So, at this point you’re having to cope with: your original MH problem; the stress of trying to gather evidence and prepare an appeal for IB; the stress of attending compulsory JSA interrogations; the stress of applying for several jobs a week; and, finally, the stress of deciding whether to accept a job you know you aren’t capable of doing, or alternatively starting a whole new fight with the DWP. Most people will find this level of stress impossible to bear, and there’s a good chance it will trigger a worsening of their condition (it certainly did for me). But there’s also a good chance that quite a few people will decide they can’t take any more, and either accept the job, or just walk away from the whole thing. Either is a ‘victory’ for the DWP, of course, as it means a reduction in the number of people claiming IB.
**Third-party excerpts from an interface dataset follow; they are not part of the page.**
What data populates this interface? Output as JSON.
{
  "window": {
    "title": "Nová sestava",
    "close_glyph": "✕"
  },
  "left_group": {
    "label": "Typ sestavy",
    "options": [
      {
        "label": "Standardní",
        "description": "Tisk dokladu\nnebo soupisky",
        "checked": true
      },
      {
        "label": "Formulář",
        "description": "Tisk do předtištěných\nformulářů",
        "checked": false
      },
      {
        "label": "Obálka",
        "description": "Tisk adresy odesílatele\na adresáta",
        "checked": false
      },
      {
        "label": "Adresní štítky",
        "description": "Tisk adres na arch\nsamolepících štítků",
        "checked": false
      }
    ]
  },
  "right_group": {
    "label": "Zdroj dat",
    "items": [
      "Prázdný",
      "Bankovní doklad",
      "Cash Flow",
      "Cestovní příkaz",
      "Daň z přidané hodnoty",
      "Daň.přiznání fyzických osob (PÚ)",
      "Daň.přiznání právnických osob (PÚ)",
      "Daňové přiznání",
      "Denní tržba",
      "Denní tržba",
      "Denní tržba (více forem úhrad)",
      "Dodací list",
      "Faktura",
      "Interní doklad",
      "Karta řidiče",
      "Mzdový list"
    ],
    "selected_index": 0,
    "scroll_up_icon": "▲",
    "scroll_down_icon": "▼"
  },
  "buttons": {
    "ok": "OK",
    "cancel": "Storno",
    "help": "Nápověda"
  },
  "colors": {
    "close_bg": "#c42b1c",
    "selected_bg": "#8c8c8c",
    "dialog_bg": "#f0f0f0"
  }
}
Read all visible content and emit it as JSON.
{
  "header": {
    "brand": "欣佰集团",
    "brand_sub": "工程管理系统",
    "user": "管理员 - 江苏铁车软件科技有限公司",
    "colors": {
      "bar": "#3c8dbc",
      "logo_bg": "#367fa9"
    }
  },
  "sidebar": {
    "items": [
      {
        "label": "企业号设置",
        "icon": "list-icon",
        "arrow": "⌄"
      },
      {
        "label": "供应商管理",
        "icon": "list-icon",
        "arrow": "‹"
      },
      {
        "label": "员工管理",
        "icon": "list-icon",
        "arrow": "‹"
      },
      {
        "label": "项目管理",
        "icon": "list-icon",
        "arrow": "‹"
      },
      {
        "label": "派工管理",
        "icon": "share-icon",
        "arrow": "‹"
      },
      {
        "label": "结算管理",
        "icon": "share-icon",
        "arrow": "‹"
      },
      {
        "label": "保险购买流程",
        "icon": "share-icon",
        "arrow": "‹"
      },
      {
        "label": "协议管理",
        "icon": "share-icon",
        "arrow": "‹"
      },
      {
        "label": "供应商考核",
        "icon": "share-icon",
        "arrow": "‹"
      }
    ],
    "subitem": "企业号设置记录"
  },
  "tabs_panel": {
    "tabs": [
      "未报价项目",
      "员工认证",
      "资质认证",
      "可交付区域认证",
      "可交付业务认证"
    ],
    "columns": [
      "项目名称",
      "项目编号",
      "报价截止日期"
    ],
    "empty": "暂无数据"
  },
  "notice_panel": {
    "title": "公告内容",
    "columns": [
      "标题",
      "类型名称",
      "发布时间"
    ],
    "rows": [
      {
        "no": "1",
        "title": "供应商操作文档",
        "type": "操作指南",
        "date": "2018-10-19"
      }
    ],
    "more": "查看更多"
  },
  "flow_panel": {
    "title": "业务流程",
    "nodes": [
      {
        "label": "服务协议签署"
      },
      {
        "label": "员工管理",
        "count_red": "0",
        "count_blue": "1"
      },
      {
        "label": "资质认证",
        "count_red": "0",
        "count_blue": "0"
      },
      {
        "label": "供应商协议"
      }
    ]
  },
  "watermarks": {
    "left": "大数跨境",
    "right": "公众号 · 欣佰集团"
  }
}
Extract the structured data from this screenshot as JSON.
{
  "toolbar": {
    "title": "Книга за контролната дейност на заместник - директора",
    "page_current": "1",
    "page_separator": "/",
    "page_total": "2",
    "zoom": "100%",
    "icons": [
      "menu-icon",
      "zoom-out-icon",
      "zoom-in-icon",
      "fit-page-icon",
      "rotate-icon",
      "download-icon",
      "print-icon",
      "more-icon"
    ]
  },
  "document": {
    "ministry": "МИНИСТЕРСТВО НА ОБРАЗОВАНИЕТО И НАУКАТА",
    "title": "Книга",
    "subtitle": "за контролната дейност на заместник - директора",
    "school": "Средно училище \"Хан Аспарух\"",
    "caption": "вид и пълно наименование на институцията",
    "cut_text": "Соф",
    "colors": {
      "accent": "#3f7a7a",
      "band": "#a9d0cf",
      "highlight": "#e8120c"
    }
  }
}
The fact that, amongst those people, there will be a fair number of the genuinely ill who have been put through an enormous amount of unnecessary distress is irrelevant. The fact that every appeal that goes in favour of the benefit claimant represents an enormous waste of time and money by the DWP is irrelevant. The fact that many of those who are removed from the IB lists will end up back on them in only a few months time is irrelevant. All that matters to the DWP is that they can show to an aggressively right-wing media that they have been “getting tough” with IB claimants.
My own experience hasn’t been quite as bleak as this. With the help of the Citizen’s Advice Bureau I eventually got a chance to fight and win my appeal. I was put back onto IB, and I got the arrears paid to me, which meant I was able to pay back all the people I’d been forced to borrow money from. The guy from the CAB also gave me a lot of advice on how to fill in the IB questionnaire, and how to handle DWP medicals, and as a result of that I have so far (touch wood) not had to go through another appeal. My next review is due in April (I think), so I’ll have to keep you posted as to how this one goes.
Well, this has been an enormously long post. Thanks for sticking with it. I hope it’s given an insight into some of the problems I’ve faced in getting the money that pretty much every doctor, psychologist, psychiatrist etc I’ve seen thinks I’m entitled to. I hope you’ll agree that it’s a long way from being easy money for the work-shy. This is how difficult, traumatic, and idiotic the process is right now – the government are planning to make it harder.